Your task>
The lines to copy are those in the listing that hold the word "value".

Extracted entries>
§ §
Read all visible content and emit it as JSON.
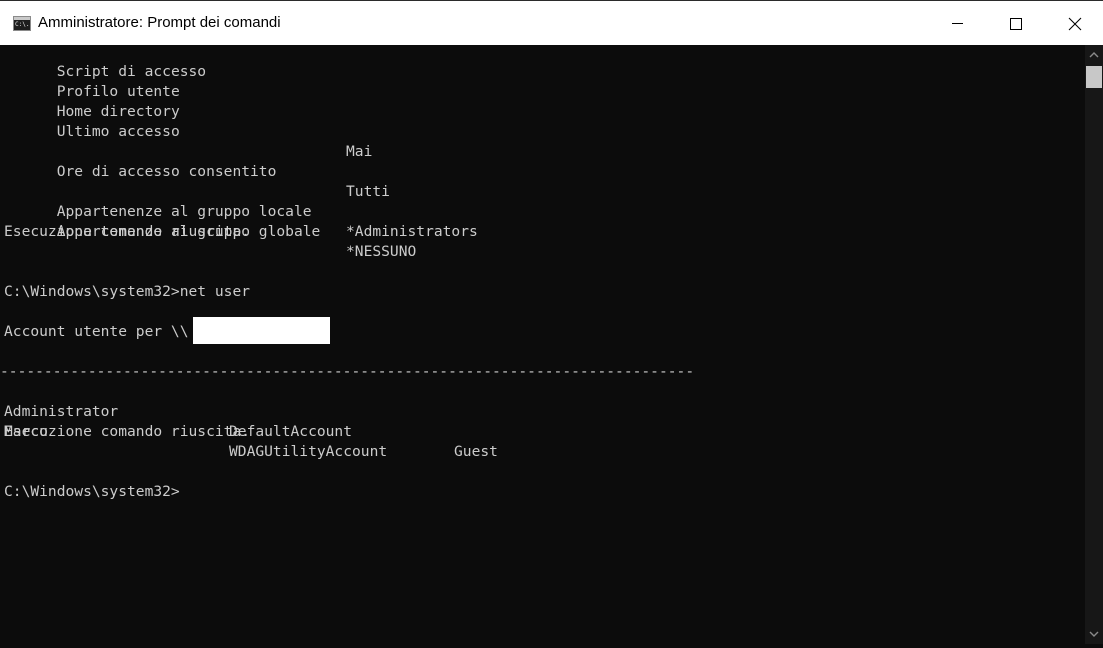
{
  "window": {
    "title": "Amministratore: Prompt dei comandi",
    "icon": "cmd-icon",
    "icon_text": "C:\\.",
    "controls": {
      "minimize": "minimize-icon",
      "maximize": "maximize-icon",
      "close": "close-icon"
    }
  },
  "console": {
    "user_info": [
      {
        "label": "Script di accesso",
        "value": ""
      },
      {
        "label": "Profilo utente",
        "value": ""
      },
      {
        "label": "Home directory",
        "value": ""
      },
      {
        "label": "Ultimo accesso",
        "value": "Mai"
      },
      {
        "label": "Ore di accesso consentito",
        "value": "Tutti"
      },
      {
        "label": "Appartenenze al gruppo locale",
        "value": "*Administrators"
      },
      {
        "label": "Appartenenze al gruppo globale",
        "value": "*NESSUNO"
      }
    ],
    "success_1": "Esecuzione comando riuscita.",
    "command_line": "C:\\Windows\\system32>net user",
    "accounts_header": "Account utente per \\\\",
    "separator": "-------------------------------------------------------------------------------",
    "accounts": [
      [
        "Administrator",
        "DefaultAccount",
        "Guest"
      ],
      [
        "Marco",
        "WDAGUtilityAccount",
        ""
      ]
    ],
    "success_2": "Esecuzione comando riuscita.",
    "prompt": "C:\\Windows\\system32>"
  },
  "colors": {
    "console_bg": "#0c0c0c",
    "console_text": "#cccccc",
    "titlebar_bg": "#ffffff"
  }
}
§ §
Response box>
        "value": ""
        "value": ""
        "value": ""
        "value": "Mai"
        "value": "Tutti"
        "value": "*Administrators"
        "value": "*NESSUNO"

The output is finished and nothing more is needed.